Vincent Atigla

Fe College

Croydon College


University of Greenwich

HKF Award Year


Now works as

Maths Lecturer

Other roles

Trustee for bereavement charity,

Foundation Governor and

Curriculum Governor

“I was a boy soldier from the age of twelve in my native country, West Africa. I was subjected to all the usual brain washing techniques, as a vulnerable boy who had just lost his father. I lost my mother at the age of five. After several years in the youth section of the army, I escaped, only to be re-captured and tortured. I again escaped, this time with Mary (my girlfriend) to another West African country, where I was able to learn English, and I volunteered in primary schools as a French language teacher and started a family.
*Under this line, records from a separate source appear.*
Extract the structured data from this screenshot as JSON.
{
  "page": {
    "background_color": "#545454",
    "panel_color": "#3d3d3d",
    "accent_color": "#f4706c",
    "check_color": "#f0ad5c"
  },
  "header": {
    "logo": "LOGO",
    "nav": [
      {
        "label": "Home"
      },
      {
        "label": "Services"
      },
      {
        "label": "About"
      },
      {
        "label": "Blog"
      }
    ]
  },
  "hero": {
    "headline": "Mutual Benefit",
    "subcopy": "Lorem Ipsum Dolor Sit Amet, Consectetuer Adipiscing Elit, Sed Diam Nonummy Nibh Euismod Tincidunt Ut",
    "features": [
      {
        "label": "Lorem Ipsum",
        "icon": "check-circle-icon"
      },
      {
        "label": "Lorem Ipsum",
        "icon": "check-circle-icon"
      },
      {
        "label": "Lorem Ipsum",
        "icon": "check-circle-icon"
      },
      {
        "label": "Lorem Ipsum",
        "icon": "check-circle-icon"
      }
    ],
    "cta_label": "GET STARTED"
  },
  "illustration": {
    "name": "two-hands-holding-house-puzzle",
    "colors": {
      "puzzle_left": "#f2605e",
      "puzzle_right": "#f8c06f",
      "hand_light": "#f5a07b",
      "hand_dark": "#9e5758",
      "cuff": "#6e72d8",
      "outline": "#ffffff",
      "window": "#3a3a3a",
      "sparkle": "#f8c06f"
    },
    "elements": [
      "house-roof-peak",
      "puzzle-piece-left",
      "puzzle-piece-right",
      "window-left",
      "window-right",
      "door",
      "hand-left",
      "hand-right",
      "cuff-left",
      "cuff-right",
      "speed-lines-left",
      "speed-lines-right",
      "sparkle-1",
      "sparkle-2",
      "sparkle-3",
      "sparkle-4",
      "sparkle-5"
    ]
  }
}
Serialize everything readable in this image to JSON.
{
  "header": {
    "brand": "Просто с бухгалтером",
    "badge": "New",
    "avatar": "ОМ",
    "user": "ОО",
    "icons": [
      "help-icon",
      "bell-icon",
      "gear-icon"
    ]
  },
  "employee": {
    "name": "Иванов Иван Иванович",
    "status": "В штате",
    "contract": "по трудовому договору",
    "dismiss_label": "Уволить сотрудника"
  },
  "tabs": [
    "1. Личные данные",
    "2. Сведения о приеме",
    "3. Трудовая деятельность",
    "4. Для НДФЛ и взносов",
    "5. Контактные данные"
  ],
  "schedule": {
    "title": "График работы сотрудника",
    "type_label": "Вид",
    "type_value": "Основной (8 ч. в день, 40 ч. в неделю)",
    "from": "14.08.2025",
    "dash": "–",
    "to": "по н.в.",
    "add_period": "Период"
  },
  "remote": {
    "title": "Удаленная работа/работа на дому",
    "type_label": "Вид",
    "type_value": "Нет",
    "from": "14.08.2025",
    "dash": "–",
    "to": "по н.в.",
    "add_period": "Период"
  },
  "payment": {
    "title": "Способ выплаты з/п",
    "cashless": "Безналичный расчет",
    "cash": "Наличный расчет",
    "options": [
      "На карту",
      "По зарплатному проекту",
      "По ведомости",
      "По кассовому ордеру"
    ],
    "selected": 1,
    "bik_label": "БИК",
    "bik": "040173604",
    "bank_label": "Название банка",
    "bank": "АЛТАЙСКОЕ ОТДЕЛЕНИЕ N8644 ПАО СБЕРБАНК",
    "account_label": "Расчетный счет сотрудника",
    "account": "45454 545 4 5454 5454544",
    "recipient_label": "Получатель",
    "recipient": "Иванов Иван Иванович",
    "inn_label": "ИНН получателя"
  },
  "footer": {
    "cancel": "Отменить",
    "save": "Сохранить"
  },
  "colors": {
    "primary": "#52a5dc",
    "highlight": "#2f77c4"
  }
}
As a result of our relationship Mary was abandoned by her own family, and all relationships with them have been irreparably broken. With the help of friends who have to remain anonymous, I escaped to London, where I eventually sought and gained asylum as a recognised refugee. Mary who is now my wife and our three children were reunited with me in the UK in 2012. For over five years, I had no contact with them.

I have not had any secondary education, because my education came to an end when I was forced into the army after I completed primary school. But as a result of my determination and ambition to make a change in my own and other people’s lives, I have come a long way towards establishing myself in education. In the past few years that I have been in the UK, I have been able to complete courses in different fields to keep myself abreast of the UK education system.

I started on an Access to Higher Education Diploma course at Croydon College in 2009. After which I tried to do the degree by distance learning but have found it stressful to almost breaking point due to my suffering of PTSD and financial difficulties since I could not access student Finance at the time. Luckily for me, I met Revd Nickolas Sagovsky who advised that I apply for a bursary from the Helena Kennedy Foundation. The bursary helped me to achieved a Certificate in Mathematics and Its Learning with the Open University.

They also supported me both pastorally and in terms of regaining my confidence in public speaking. I became the president of the 2010 award winners, and I remember going to fund raising events with Wes Streeting, the then Chief Executive of the Foundation.

I had the conviction that my choice of subject would help me achieve my dreams as a role model for young people, and help shape a better generation of responsible adults, far from my childhood experience as a boy soldier. So, I started working as mathematics Teaching Assistant in a Secondary school. My career ambition was to continue working as a Mathematics teacher and progress to become an inspirational Head of Department. However, my former head of department was positive regarding my teaching skills and feels I am a very good role model to young people. She had encouraged me to complete my Mathematics degree to be able to achieve my teaching ambition.

I have also realised that I must have a degree to be a Maths teacher as this is the requirement in the UK. And I will also be financially independent once I become a qualified teacher. Moreover, I was therefore advised through counselling that could not manage a family, work, and study at the same time. And that I need to take one thing at a time, hence my decision to go into full time education for a start. Again, the Helena Kennedy Foundation came to my rescue for the second time. I was awarded the Endsleigh sponsored award which enabled me to continue with my education and through that I completed a degree in Mathematic and Education at Greenwich University and proceeded to do my PGCE with St Mary’s University, Twickenham.

I am now a fully qualified mathematics teacher working as Mathematics lecturer at Croydon College. Without the Helena Kennedy Foundation and all the support, they gave me I would not have been where I am today”.